A heightened, believable realism characterizes her painting style; glass beads, wooden toys, metal tools, flowers, plastic rings are rendered with meticulous attention, enhancing their reflective, translucent, textural and three-dimensional qualities, convincing the eye that they are within tangible reach. Yet these rather ordinary objects, replicated with obsessive care, exist in an environment that is distinctly abstract. Grid-like systems of repetitious geometric patterns dominate the environmental settings and are often formed by the objects themselves, thus removing them from their comfortable places in a known reality.

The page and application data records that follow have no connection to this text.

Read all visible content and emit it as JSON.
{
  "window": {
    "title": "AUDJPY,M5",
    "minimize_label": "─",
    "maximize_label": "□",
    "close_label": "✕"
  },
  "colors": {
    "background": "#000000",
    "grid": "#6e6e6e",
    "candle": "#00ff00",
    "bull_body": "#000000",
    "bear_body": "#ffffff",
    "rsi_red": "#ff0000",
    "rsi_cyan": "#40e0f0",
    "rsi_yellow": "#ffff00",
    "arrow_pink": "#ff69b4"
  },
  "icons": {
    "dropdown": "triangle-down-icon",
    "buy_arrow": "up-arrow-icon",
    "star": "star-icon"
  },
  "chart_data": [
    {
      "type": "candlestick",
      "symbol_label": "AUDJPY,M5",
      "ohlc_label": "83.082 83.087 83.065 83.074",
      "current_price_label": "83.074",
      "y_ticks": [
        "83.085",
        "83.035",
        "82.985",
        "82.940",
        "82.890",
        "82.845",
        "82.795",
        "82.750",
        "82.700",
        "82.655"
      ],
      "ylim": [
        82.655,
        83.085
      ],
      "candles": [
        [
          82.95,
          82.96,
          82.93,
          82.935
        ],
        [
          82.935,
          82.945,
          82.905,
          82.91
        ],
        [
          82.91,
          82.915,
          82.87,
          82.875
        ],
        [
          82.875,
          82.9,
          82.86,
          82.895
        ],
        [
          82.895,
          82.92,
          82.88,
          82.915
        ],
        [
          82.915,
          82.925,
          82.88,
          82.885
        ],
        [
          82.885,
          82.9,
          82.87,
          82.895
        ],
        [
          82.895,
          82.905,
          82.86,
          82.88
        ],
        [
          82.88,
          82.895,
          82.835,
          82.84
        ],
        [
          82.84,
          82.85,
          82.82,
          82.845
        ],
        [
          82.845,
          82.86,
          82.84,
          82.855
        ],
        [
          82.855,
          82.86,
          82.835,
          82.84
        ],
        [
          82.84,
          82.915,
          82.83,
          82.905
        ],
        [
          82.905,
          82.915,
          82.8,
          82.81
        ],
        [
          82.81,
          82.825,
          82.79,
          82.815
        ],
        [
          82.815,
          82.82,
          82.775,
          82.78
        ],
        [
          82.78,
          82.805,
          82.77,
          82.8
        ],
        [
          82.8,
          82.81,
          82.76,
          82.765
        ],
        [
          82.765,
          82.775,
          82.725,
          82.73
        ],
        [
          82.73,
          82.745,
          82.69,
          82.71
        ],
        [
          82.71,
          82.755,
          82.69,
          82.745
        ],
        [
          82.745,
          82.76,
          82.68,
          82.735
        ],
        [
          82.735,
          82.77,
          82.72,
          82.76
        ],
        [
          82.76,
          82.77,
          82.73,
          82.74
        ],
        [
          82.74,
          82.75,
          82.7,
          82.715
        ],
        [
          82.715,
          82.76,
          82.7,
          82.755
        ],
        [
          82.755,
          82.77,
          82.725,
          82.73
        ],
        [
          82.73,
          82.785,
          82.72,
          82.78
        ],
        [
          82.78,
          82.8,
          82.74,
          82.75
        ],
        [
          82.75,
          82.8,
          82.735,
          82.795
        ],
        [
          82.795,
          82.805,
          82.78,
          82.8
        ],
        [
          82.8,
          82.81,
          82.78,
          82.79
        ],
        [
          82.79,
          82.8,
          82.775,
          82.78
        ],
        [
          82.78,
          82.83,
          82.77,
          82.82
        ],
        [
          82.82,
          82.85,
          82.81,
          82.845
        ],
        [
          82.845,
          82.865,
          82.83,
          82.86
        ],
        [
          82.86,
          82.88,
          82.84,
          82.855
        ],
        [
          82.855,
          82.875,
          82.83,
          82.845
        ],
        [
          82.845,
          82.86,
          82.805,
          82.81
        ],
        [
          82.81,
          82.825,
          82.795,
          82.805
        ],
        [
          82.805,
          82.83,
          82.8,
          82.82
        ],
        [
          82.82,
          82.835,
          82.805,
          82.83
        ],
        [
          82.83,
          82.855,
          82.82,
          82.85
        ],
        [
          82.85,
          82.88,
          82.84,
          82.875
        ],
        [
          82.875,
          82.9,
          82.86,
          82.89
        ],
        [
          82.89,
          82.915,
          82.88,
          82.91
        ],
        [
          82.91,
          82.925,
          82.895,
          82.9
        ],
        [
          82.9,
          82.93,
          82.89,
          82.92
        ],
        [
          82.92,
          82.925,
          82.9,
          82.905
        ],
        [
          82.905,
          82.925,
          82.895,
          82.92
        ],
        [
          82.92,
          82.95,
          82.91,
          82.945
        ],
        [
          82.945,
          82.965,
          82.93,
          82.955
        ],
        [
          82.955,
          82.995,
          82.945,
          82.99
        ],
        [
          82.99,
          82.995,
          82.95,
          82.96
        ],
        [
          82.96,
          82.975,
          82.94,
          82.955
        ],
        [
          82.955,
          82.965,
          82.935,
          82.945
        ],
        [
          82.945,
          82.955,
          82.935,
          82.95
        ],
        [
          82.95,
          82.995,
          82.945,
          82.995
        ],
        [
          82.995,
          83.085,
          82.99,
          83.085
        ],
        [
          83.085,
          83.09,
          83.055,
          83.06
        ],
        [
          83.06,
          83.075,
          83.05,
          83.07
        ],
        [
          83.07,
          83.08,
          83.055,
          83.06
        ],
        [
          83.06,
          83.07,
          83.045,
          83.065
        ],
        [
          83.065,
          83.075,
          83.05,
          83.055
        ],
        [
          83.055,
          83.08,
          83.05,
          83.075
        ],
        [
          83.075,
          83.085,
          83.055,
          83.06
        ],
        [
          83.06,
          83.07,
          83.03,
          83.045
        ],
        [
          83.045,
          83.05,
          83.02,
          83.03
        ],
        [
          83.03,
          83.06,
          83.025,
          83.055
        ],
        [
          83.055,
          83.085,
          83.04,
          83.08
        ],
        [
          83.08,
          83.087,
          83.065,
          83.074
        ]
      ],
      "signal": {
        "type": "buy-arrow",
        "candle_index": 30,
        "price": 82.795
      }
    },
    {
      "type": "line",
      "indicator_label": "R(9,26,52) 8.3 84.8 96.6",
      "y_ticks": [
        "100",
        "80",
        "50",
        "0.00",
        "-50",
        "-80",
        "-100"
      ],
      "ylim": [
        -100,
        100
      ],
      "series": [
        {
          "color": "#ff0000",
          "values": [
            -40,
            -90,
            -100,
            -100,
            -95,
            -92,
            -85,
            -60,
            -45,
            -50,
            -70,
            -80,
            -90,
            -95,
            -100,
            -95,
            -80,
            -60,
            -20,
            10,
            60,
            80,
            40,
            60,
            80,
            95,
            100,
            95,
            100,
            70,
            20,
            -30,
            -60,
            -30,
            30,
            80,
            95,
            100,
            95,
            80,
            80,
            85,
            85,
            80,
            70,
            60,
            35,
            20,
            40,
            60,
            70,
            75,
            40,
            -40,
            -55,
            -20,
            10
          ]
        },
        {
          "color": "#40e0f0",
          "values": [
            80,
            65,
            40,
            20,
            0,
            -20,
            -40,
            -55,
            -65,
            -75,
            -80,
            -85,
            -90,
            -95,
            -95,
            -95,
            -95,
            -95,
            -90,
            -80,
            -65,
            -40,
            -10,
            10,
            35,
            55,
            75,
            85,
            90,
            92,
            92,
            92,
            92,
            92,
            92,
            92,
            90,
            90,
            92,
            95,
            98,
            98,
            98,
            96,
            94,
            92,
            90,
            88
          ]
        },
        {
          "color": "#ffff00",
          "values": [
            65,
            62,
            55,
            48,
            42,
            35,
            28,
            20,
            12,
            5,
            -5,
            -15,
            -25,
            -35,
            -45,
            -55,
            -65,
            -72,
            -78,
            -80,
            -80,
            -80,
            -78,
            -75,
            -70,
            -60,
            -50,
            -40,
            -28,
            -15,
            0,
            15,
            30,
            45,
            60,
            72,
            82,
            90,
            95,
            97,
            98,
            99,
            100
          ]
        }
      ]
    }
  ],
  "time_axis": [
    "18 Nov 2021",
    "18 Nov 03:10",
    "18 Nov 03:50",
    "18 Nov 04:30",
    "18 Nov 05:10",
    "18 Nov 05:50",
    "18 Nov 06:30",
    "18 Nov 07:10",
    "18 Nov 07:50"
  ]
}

Koch’s paintings appear simple, placid and unassuming at first glance, largely due to the easy recognition of the images presented, the subdued color range and the flawless paint surfaces. Closer scrutiny reveals a wealth of curious complexities; images multiply and interconnect profusion, solid objects emerge through ephemeral transparent mirages, frozen fixations become mutable. Objects of mundane character assume strange auras as they become transformed into peculiar entities by way of isolation or multiplication. The economy of images used, and their discriminating selection by the artist, is superseded by a dreamlike atmosphere. The stabilizing internal logic of the paintings, established primarily by the connecting and linking of repeated images within a mechanical pattern, co-exists with transitional action as objects float free of binding structures, interpenetrate or metamorphosis into enigmatic forms. External worlds of reality collide with inner depths of animated reverie.
Even the thick, glacial skins of acrylic paint on these comfortably scaled paper and canvas paintings are deceptive. The smooth surfaces reveal nothing of the artist’s labor-intensive process, employed to achieve a highly resolved realism and multiple spatial illusions. The sanded, matte finish deny the artist’s touch. Delicate brush strokes, marks from pencils, the collaging of paper cut-outs and transfers, and the methodical layering of paint glazed are deliberately hidden under transparent coatings of gloss medium (often as many as 150 layers) to disguise the making of the painting, to further the illusion. Oddly enough this strategy succeeds in making the works seem less like three-dimensional fictions on flat surfaces and more “real”. They are convincingly concrete objects, inside of which live worlds unto themselves, encased securely within plastic windows.
Koch’s paintings seduce with their vivid, illusionist appeal; playful, enticing. Once the exploration of these enigmatic microcosms begins one must succumb to a wavering struggle; confront the vulnerability of life and the fierceness of death within their calm surfaces.